Highways England has unveiled its roadmap to net zero by 2050. The transport agency, responsible for roads across England, will look to decarbonise motorways and A-roads.
The new plan builds on the agency’s work in reducing carbon output since 2015. It sets out a comprehensive roadmap to rapidly decarbonise the strategic-road network (SRN) in England. This will help the country to meet its climate targets, as it looks towards a net-zero future.
While much is made of the need to reduce fleet emissions or cut carbon output in manufacturing, road networks will also play a crucial part in reducing overall pollution from the automotive industry. Maintaining these networks goes alongside the power consumption for lighting and services in causing high-emission output.
Highways England plans to achieve decarbonisation through three key commitments; achieving net zero for its own operations by 2030, delivering net-zero road maintenance and construction by 2040, and supporting net-zero carbon travel on roads by 2050.
Contractors and suppliers will also be required to act, including commitments to reduce carbon year on year using the latest technologies so that by 2040 road maintenance and construction are near-zero emissions.
The future of road travel is a zero-carbon one, powered by renewable electricity, hydrogen and biofuels.Net zero highways: Our 2030/2040/2050 plan
Highways England has been progressing with its net-zero plans for some time. The organisation has introduced plug-in hybrids (PHEVs) to its fleet, and installed LED lighting on the M62. It also used recycling and solar power for resurfacing on the A590.
The report highlights that while many see cars as a problem when it comes to the climate emergency, 80% of families in England own a car. Road travel will decarbonise fast, thanks to the rollout of battery-electric vehicles (BEVs) and the UK government’s plans to ban new petrol and diesel sales by 2030. The government’s Transport Decarbonisation Plan puts the country on a trajectory to do the same for heavy-goods vehicles from 2040.
‘Highways England recognises the threat of climate change and the risks it poses for us all. That is why we are pledging to take effective action to take carbon out of roads,’ said Nick Harris, acting chief executive of Highways England. ‘Today, roads are a convenient, efficient and low-cost way to travel, which is why nine out of 10 passenger miles and 79% of all freight moves on roads. Our plans set out how emissions from our own operations, our construction and our customers will reduce over the coming years.’
Achieving net zero
To achieve its aims, Highways England has set itself deadlines for various targets. By 2025, the organisation has made a Greening Government Commitment (GGC) to reduce its own carbon emissions by 75% compared with the 2017/18 baseline.
By 2030, the body will be net zero for its own emissions. This includes switching roadside lighting to LED – with a projection of 70% completion by 2027, changing its vehicle fleet to BEV models and planting up to three million trees. By 2040, all construction and maintenance activities on the SRN will be net zero.
In addition, in the next road period (2020-2025), the organisation will be taking steps to ensure zero-carbon transport can travel freely on the network. It will be increasing the charging infrastructure and create a blueprint of on-road services for electrically-chargeable vehicles (EVs). There will also be a training programme implemented to ensure traffic officers are able to stay safe when recovering broken down or crashed EVs.

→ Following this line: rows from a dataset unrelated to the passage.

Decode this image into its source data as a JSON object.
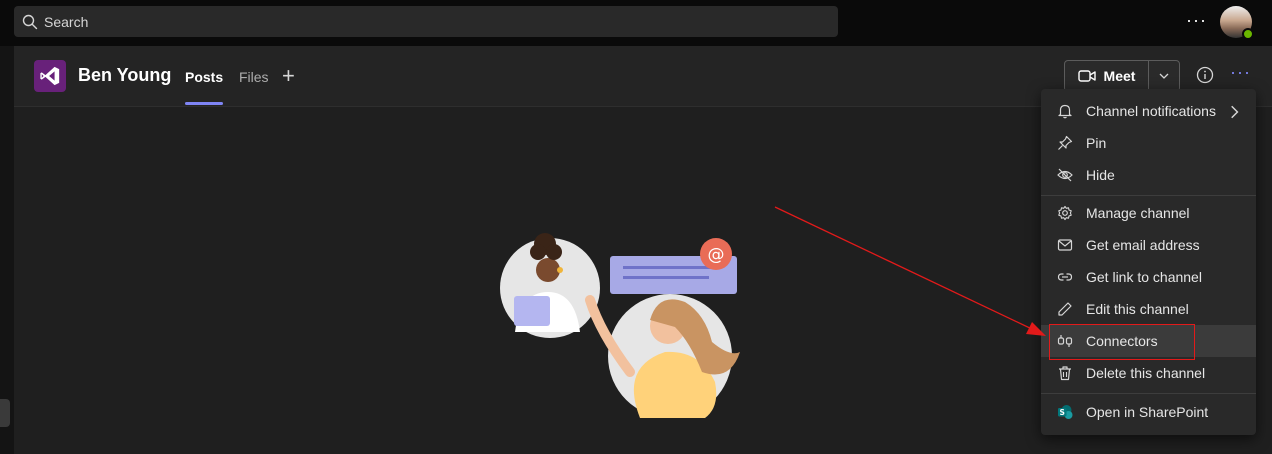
{
  "search": {
    "placeholder": "Search",
    "icon": "search-icon"
  },
  "topbar": {
    "more_label": "···",
    "avatar": "user-avatar",
    "presence_color": "#6bb700"
  },
  "header": {
    "team_name": "Ben Young",
    "tabs": [
      {
        "label": "Posts",
        "active": true
      },
      {
        "label": "Files",
        "active": false
      }
    ],
    "add_tab_label": "+",
    "meet_label": "Meet",
    "more_label": "···",
    "accent": "#7f85f5"
  },
  "menu": {
    "items": [
      {
        "label": "Channel notifications",
        "icon": "bell-icon",
        "has_submenu": true
      },
      {
        "label": "Pin",
        "icon": "pin-icon"
      },
      {
        "label": "Hide",
        "icon": "eye-off-icon"
      },
      {
        "label": "Manage channel",
        "icon": "gear-icon"
      },
      {
        "label": "Get email address",
        "icon": "mail-icon"
      },
      {
        "label": "Get link to channel",
        "icon": "link-icon"
      },
      {
        "label": "Edit this channel",
        "icon": "pencil-icon"
      },
      {
        "label": "Connectors",
        "icon": "plug-icon",
        "highlighted": true
      },
      {
        "label": "Delete this channel",
        "icon": "trash-icon"
      },
      {
        "label": "Open in SharePoint",
        "icon": "sharepoint-icon"
      }
    ]
  },
  "annotation": {
    "color": "#e21a1a"
  }
}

Building the future
Construction and maintenance of the SRN is a large contributor to emissions. According to the report, around 734,000 tonnes of CO2 came from this area during 2020. Without additional action, this will drop to 350,000 tonnes by 2040.
But pushing for net zero offers the opportunity to push the construction industry to deliver on the Committee on Climate Change’s call for the construction industry to be largely decarbonised by 2040. Highways England will focus on the asphalt, cement and steel sectors to decarbonise the construction process. It will use a carbon-management system to embed approaches that minimise emissions, including lean construction practices and the principles of the circular economy. There is also the opportunity to use digital technologies to increase the capacity of its existing network minimising new construction.
‘Our members recognise their responsibilities to protect current and future generations from the impact of climate change,’ said Alasdair Reisner, chief executive at Civil Engineering Contractors Association (CECA). ‘How we build and maintain our roads naturally plays a key role in meeting net-zero goals. Roads form a critical backbone of the UK economy, supporting our personal journeys and contributing substantially to economic growth.
The issue of road building and its contribution to air pollution was highlighted recently by the Welsh government, which has cancelled all new road projects while it runs a review of the process.
The Wales New Transport Strategy, published earlier this year, included a modal shift target for the first time. This requires the country to aim for 45% of journeys to be by sustainable forms of transport by 2045, up from 32% currently. Ministers hope that by cancelling road building, for the time being, money can be shifted into public transport. Both these decisions will, it believes, help the shift to reductions in traffic, and therefore pollution.